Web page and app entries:
● ● ●

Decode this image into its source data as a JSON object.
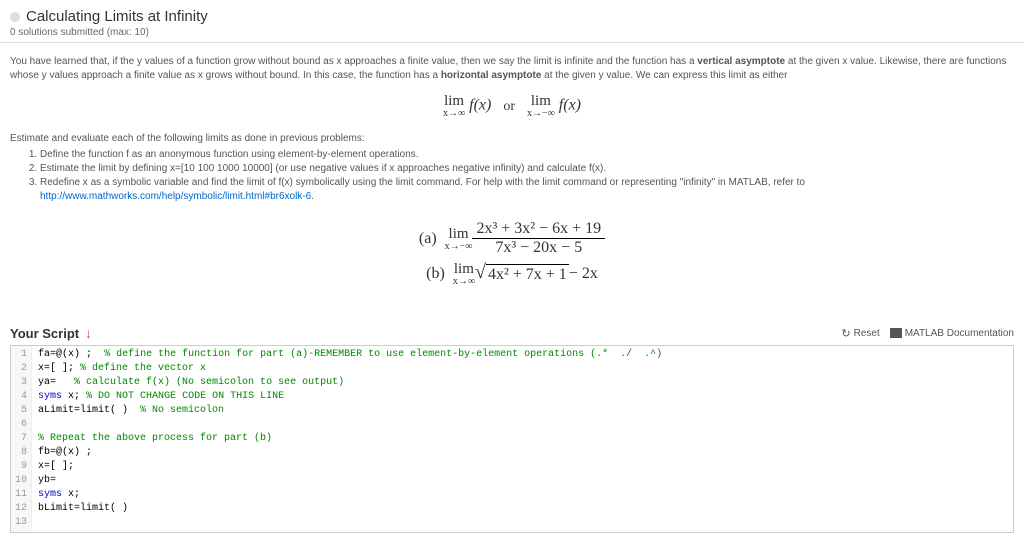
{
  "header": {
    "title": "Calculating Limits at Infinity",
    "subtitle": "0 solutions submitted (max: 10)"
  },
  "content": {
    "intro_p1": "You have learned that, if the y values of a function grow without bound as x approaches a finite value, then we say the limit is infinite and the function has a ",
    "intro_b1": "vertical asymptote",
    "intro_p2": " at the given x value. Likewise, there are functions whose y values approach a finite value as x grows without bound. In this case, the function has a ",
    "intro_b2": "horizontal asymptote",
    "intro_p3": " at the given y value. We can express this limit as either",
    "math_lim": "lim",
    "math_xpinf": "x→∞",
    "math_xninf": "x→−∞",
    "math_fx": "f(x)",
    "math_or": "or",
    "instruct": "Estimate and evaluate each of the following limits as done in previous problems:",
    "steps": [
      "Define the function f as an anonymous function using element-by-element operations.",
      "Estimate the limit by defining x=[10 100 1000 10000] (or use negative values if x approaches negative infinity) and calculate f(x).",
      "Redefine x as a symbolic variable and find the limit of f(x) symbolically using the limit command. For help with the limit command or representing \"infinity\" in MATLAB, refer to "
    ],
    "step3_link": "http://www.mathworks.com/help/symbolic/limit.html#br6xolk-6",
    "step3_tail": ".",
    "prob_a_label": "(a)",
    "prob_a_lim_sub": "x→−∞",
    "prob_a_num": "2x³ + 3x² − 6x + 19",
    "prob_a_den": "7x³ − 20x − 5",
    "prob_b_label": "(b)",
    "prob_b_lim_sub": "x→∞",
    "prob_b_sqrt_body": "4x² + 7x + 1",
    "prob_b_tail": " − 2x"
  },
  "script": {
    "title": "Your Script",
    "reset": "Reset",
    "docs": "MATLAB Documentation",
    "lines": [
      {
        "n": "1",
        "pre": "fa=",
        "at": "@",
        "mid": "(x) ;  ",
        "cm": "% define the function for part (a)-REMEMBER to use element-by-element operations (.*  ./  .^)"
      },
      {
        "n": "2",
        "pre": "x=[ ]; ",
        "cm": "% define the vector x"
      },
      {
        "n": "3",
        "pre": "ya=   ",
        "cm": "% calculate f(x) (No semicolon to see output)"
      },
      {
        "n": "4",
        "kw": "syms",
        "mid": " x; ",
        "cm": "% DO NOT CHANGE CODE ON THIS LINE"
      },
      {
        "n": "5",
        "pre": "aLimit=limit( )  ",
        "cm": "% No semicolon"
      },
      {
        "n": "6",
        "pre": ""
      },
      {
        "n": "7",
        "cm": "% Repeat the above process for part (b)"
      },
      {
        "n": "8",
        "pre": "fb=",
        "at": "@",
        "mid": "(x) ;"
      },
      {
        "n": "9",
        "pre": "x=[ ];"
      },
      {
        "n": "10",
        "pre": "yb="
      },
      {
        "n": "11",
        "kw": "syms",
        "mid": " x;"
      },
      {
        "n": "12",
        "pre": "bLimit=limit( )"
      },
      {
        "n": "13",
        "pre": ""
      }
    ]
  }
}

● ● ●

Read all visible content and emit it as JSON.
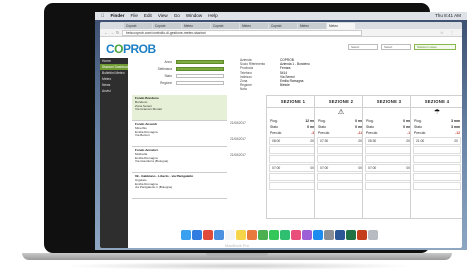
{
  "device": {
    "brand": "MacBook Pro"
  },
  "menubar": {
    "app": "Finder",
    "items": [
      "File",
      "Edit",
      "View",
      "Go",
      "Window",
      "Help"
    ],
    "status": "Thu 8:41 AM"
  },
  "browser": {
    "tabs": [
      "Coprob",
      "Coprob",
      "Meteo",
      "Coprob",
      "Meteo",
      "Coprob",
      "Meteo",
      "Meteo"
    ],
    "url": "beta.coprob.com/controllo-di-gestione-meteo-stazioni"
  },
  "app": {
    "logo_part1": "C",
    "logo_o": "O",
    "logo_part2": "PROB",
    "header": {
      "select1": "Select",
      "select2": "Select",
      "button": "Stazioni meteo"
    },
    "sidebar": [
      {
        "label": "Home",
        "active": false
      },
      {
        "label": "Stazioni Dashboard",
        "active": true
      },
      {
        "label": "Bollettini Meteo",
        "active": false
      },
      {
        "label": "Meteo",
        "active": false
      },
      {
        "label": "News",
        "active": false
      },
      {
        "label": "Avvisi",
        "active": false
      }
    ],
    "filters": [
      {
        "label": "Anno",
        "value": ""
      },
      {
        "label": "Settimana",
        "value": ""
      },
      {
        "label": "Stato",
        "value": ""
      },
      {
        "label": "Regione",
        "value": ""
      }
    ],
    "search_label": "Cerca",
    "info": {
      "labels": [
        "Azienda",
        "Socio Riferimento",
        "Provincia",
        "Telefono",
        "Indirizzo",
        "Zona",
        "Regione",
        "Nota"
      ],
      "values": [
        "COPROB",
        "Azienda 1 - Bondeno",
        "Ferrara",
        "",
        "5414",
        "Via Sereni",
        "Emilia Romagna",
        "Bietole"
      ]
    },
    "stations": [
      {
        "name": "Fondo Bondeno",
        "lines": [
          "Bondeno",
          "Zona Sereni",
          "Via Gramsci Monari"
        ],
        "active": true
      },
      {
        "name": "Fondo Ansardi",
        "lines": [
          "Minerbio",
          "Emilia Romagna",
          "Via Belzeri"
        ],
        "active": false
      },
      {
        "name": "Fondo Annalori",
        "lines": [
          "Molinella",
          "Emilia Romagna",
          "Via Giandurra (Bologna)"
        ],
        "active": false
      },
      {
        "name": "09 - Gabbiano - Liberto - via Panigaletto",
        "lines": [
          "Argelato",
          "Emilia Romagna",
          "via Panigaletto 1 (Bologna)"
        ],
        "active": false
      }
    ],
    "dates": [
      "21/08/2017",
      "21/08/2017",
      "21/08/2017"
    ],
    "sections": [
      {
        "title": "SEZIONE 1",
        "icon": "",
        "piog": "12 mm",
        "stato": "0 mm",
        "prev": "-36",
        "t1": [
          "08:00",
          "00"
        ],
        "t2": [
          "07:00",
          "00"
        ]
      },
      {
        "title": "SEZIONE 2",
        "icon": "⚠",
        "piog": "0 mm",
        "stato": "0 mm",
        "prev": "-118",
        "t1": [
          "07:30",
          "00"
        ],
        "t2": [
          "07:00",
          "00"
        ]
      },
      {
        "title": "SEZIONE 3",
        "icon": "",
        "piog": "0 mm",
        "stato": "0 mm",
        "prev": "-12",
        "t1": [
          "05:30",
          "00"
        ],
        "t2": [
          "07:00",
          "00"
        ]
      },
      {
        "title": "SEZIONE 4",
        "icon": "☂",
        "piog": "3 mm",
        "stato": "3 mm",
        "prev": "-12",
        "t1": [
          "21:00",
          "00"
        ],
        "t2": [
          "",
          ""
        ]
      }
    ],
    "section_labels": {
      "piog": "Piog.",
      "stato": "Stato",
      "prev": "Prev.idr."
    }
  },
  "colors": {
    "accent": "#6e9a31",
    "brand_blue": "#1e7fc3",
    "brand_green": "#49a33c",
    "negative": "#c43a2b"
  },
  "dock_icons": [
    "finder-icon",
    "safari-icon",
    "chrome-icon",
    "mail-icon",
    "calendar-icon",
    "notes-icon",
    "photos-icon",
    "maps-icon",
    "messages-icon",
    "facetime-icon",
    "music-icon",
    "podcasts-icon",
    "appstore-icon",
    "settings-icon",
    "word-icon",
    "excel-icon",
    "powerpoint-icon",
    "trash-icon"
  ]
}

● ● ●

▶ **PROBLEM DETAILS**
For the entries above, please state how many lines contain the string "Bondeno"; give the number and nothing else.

▶ **EXERCISE ANSWER**
3